  • X-height: This is the height of the font from its baseline to the mean line, generally the height of the lowercase x. Although there’s no empirical evidence, it’s a generally accepted design rule that taller x-heights versus capital letter height increase the readability of a font.

While each of these attributes is important to consider, there is a Goldilocks story here. There are some who say, for example, that taller x-heights make for more legible fonts, but this is only true up to a point. What you’re looking for is not an exaggeration of any one of these attributes, but the best balance of all of them. Helvetica is a very popular font, and this didn’t happen by chance. Not only is it highly legible (consistent strokes with no serifs) but it also has been carefully crafted with a keen insight into the balance between letter spacing, counter width, letter width, and x-height. Not too little, but also not too much.
Bonus Tip: Choose for Voice
So why not always use Helvetica or its cheaper clone, Arial? Imagine a world where everyone had a pitch-perfect voice, like, say, Judy Garland. Aren’t we much better off living in a world where Judy Garland’s voice is joined by those of Johnny Cash, Bob Dylan, Amy Winehouse, and Lady Gaga? I think so.
Typography :: Text
Voice :: Speech
I know this article’s title promises only five tips, but I want to give you extra advice that can’t be as easily qualified or quantified as the previous tips. When you choose a webfont, choose one with a voice that’s in synch with your design’s message. I know that sounds simple and obvious, but it’s not. Readability, legibility, optimization, character set, and weight and thickness variety are all important, but if you rely on these criteria alone, you may end up with a typeface that doesn’t match your message.
Choose the font to reflect the voice you want:

And don’t shy away from decorative fonts for titles and headers if they reflect the mood you’re trying to capture. Web designers have been playing it safe for too long, and now it’s time to make your typographic voices heard. Here are some ideas to explore:
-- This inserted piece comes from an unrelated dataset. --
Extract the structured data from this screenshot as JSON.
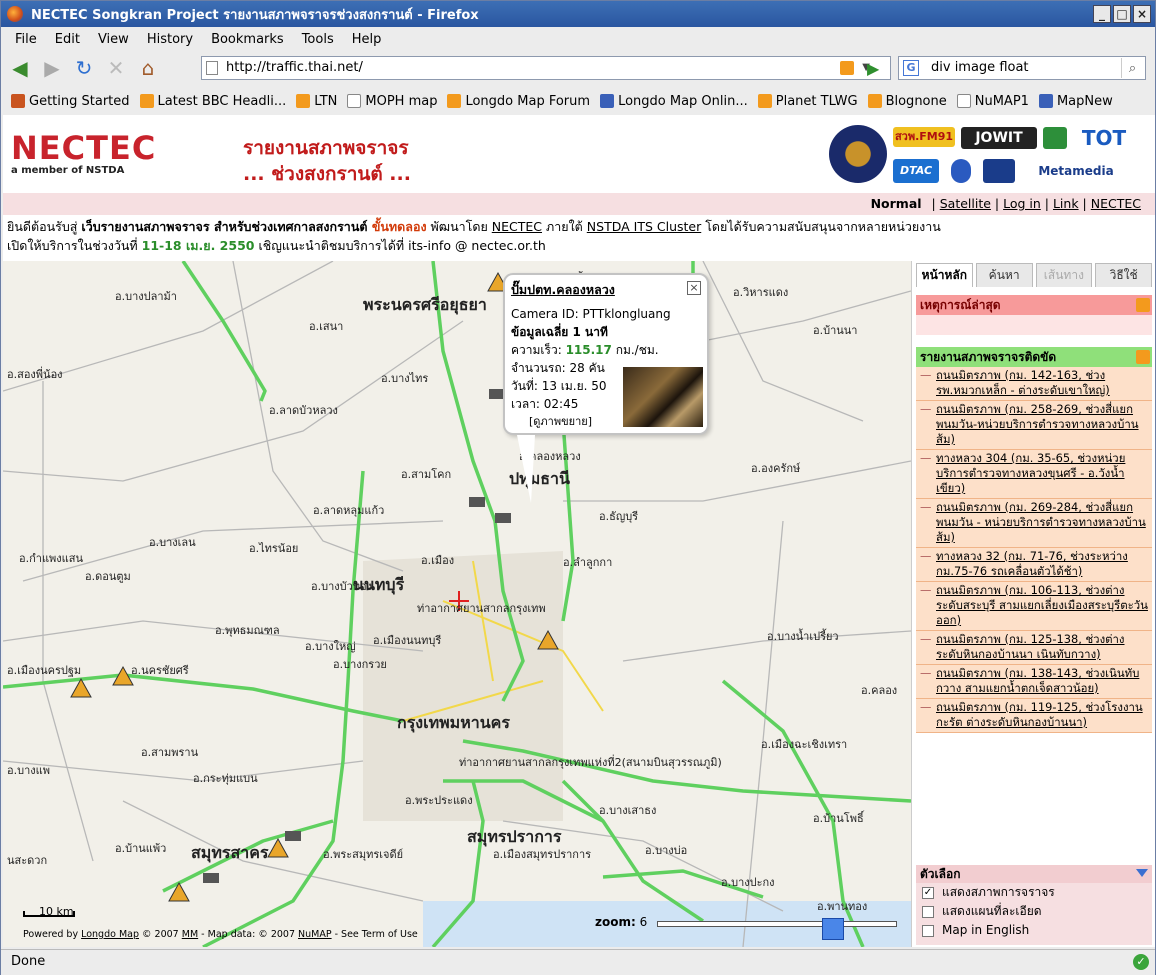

  • Choose a time period: Typefaces that are associated with a particular era or historical event, such as the Old West, the Renaissance, or the swinging ’60s.
  • Choose a place or culture: Typefaces that are associated with a particular country or cultural heritage; for example, fonts based on Asian and Hebraic characters or typefaces closely associated with the Paris Metro and London Underground.
  • Choose an artistic style: Many artistic styles have inspired typefaces that are associated with them, such as Bauhaus and Art Deco.
  • Choose a texture: Typefaces that look rough, distressed, or are made up of brush strokes are just a few ways to add texture. Obviously, the more texture, the less suitable these fonts are for body copy.
  • Choose a mixture of voices: Once you become more comfortable with Web typography, mix typographic voices together.


More after the jump! Continue reading below
Free and Premium members see fewer ads! Sign up and log-in today.
  • Anonymous says:

    These are very helpful tips. I don’t have design training and am flying by the seat of the pants with my website and blog. It’s great to have resources like CreativePro to help me learn as I go.

  • Anonymous says:

    I’m retired and niw designing websites toi keep by brain active (the docs say it forestalls onset of Alzeimer’s). I have spent years using type (for print) and have looked down on the primative nature of the capability of browsers to present type. This article changes all of that and was like opening a new door to a new superior world. Thank you for the revelation and shared insight!

  • Anonymous says:

    Drop shadows will bias some fonts and make others harder to read if they decrease the contrast, especially if the shadow offset is more than the stroke width of the characters. Otherwise a good/needed article.

  • >